Problem statement -
From the data that follows, copy every line with the string "Archivos".

- - -

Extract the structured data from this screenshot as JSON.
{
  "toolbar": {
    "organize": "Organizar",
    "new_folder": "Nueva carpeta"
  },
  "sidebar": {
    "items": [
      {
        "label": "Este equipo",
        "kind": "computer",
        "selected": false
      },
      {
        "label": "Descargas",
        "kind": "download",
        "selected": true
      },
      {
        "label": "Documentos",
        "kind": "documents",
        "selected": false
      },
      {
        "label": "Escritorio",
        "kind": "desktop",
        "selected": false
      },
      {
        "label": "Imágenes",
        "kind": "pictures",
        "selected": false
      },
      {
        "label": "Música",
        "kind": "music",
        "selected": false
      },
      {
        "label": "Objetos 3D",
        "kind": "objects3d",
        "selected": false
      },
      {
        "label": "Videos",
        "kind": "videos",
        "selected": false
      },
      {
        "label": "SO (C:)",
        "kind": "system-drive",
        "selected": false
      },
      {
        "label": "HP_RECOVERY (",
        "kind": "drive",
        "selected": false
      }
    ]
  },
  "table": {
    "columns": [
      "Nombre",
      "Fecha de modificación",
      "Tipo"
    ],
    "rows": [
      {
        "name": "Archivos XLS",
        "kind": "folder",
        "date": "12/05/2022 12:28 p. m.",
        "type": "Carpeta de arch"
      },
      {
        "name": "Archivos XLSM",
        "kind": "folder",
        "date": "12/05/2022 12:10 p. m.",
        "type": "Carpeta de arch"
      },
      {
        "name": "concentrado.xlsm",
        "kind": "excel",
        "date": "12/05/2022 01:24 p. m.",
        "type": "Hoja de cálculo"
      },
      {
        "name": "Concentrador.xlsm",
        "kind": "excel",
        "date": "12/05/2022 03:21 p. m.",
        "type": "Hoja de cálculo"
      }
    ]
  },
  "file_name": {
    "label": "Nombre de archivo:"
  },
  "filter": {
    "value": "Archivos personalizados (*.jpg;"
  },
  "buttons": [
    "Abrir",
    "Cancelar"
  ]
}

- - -

Written response -
        "name": "Archivos XLS",
        "name": "Archivos XLSM",
    "value": "Archivos personalizados (*.jpg;"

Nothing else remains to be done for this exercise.